The Old Inheritance Trick Has Been Nerfed

When talking about inheritances, the game has taken away what was pretty much one of the best workarounds for next-generation Bitizens to inherit a ton of assets from their filthy rich parents. Previously, it was easy to stack up hundreds of millions — or even billions of dollars by having one Bitizen earn a fortune through a medical career or through show business, then specifying in their will and testament that only one child would receive 100 percent of the inheritance.

bitlife inheritance

That way, you could inherit, say, $80 million out of a $100 million net worth after paying government taxes once you start the next-generation character’s life, or maybe less than that if the next-gen Bitizen is a minor and the houses, cars, and other non-cash assets have to be auctioned off. That’s no longer the case in version 1.40.

Thanks to the new update (or no thanks to the new update), the only way the above scenario is possible is if your character dies unmarried and you had one specific child as the sole inheritor. If you are still married to their spouse at the time of your death, 50 percent of cash assets will go to the surviving spouse, with the remaining 50 percent split between all other inheritors, meaning your children.

bitlife will and testament

Related: BitLife Politics Update Guide: How to Win Every Election and Become President

If, for example, you have one adult child in the game and your net worth was $10 million at the time of death, including $9 million in cash and a car and a house that total $1 million in value, $4.5 million will go to your spouse, with the remaining $4.5 million cash minus taxes going to your only son or daughter. Using the same example, if you have three children, whatever remains from the $4.5 million after taxes will be split three ways if you chose the Divide Equally option in Will and Testament.

You Can No Longer Literally ‘Cheat Death’ By Exiting Before The Death Animation

We’re not sure if this was something that was nerfed in a recent update prior to this one, but we definitely noticed it now. Previously, it was possible to “undo” your character’s death in certain scenarios by quitting the app before the bloody death animation plays on the screen — for example, if you died in a murder gone wrong, e.g. your target pushed you down the stairs instead of you pushing them down, you could exit the game and resume your life as if the botched murder attempt never happened. (The same applies to poisoning people, using bear traps, or most other methods of murder where the intended victim can turn things around.)

bitlife bear trap

Likewise, it was possible to undo a death in the same way if you got fatally attacked by someone — the angry customer at the bar whom you insulted or attacked, a classmate or coworker, arresting police officers, etc.

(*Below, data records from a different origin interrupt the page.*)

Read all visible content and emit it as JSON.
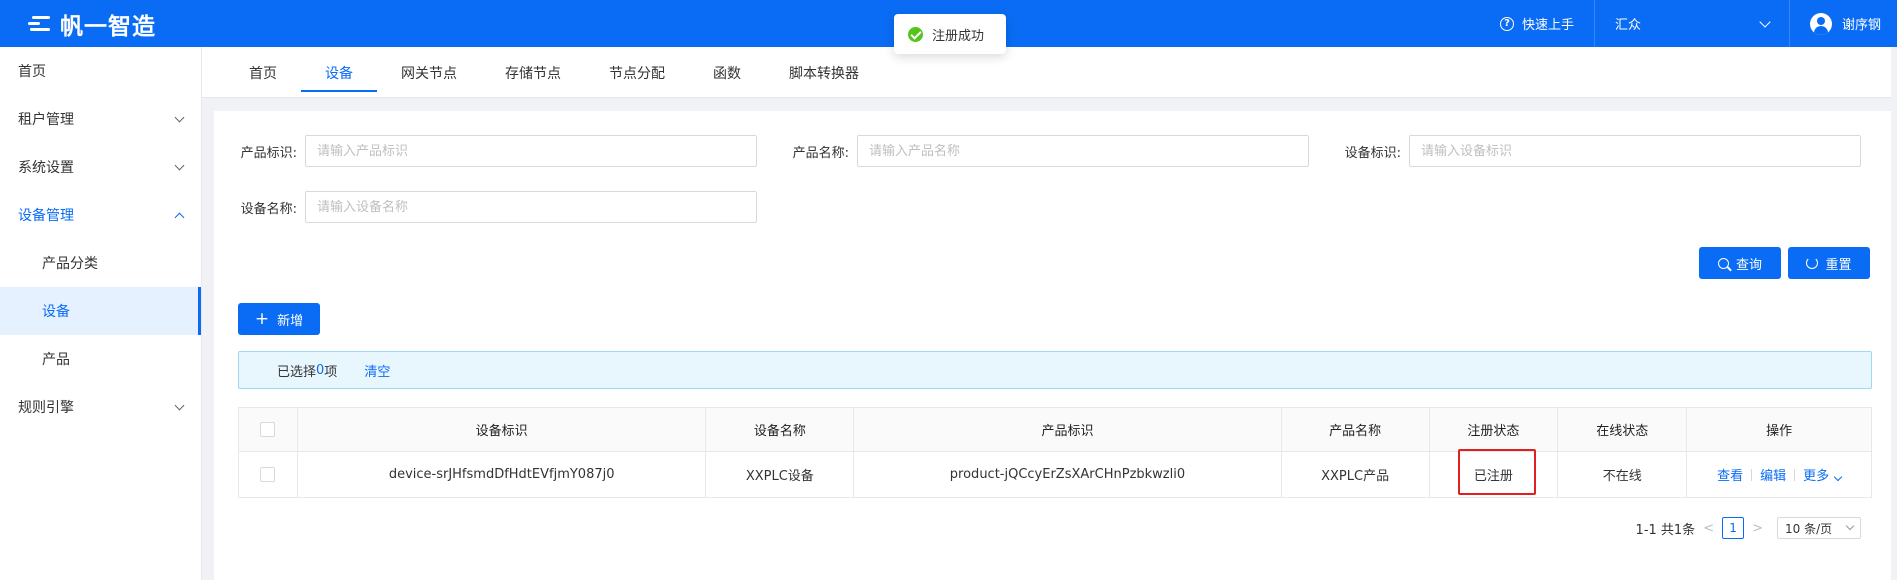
{
  "header": {
    "brand": "帆一智造",
    "quick_start": "快速上手",
    "tenant": "汇众",
    "user": "谢序钢"
  },
  "toast": {
    "message": "注册成功"
  },
  "sidebar": {
    "items": [
      {
        "label": "首页"
      },
      {
        "label": "租户管理"
      },
      {
        "label": "系统设置"
      },
      {
        "label": "设备管理"
      },
      {
        "label": "产品分类"
      },
      {
        "label": "设备"
      },
      {
        "label": "产品"
      },
      {
        "label": "规则引擎"
      }
    ]
  },
  "tabs": [
    "首页",
    "设备",
    "网关节点",
    "存储节点",
    "节点分配",
    "函数",
    "脚本转换器"
  ],
  "filters": {
    "product_id": {
      "label": "产品标识:",
      "placeholder": "请输入产品标识"
    },
    "product_name": {
      "label": "产品名称:",
      "placeholder": "请输入产品名称"
    },
    "device_id": {
      "label": "设备标识:",
      "placeholder": "请输入设备标识"
    },
    "device_name": {
      "label": "设备名称:",
      "placeholder": "请输入设备名称"
    }
  },
  "buttons": {
    "query": "查询",
    "reset": "重置",
    "add": "新增"
  },
  "selection": {
    "prefix": "已选择 ",
    "count": "0",
    "suffix": "项",
    "clear": "清空"
  },
  "table": {
    "headers": [
      "设备标识",
      "设备名称",
      "产品标识",
      "产品名称",
      "注册状态",
      "在线状态",
      "操作"
    ],
    "rows": [
      {
        "device_id": "device-srJHfsmdDfHdtEVfjmY087j0",
        "device_name": "XXPLC设备",
        "product_id": "product-jQCcyErZsXArCHnPzbkwzli0",
        "product_name": "XXPLC产品",
        "register_status": "已注册",
        "online_status": "不在线",
        "actions": {
          "view": "查看",
          "edit": "编辑",
          "more": "更多"
        }
      }
    ]
  },
  "pagination": {
    "summary": "1-1 共1条",
    "current_page": "1",
    "page_size": "10 条/页"
  }
}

As of version 1.40, it appears that you can no longer undo your death using the quit-and-restart trick in the event of murders gone wrong, fatal assaults at the hands of NPCs, or any other scenario where the game notifies you of your death before the animation plays. That means your only free option is to start right from scratch — from birth, if you’re controlling a first-generation character, or from the time your parent died and you took over as a next-generation Bitizen.

Of course, you can use the Time Machine to undo your death and continue from where you left off, but that’s going to set you back by a dollar or its equivalent in local currency. In any event, though, this nerf makes it more important than ever to avoid any troublesome situations unless you’re specifically aiming for a ribbon or trying to complete a challenge.

Just to refresh your memory, Candywriter similarly nerfed the quit-and-restart workaround that allowed you to hang on to your money if you lose a bet at the horse races or the casino (you can still hang on to your Happiness, though), and later on, they did the same to the workaround that let you keep the money you invested in a failed campaign for a political position. Apparently, literally “cheating death” is now out of the equation, so if you’ve got a favorite quit-and-restart trick for a certain facet of BitLife, enjoy it while it lasts!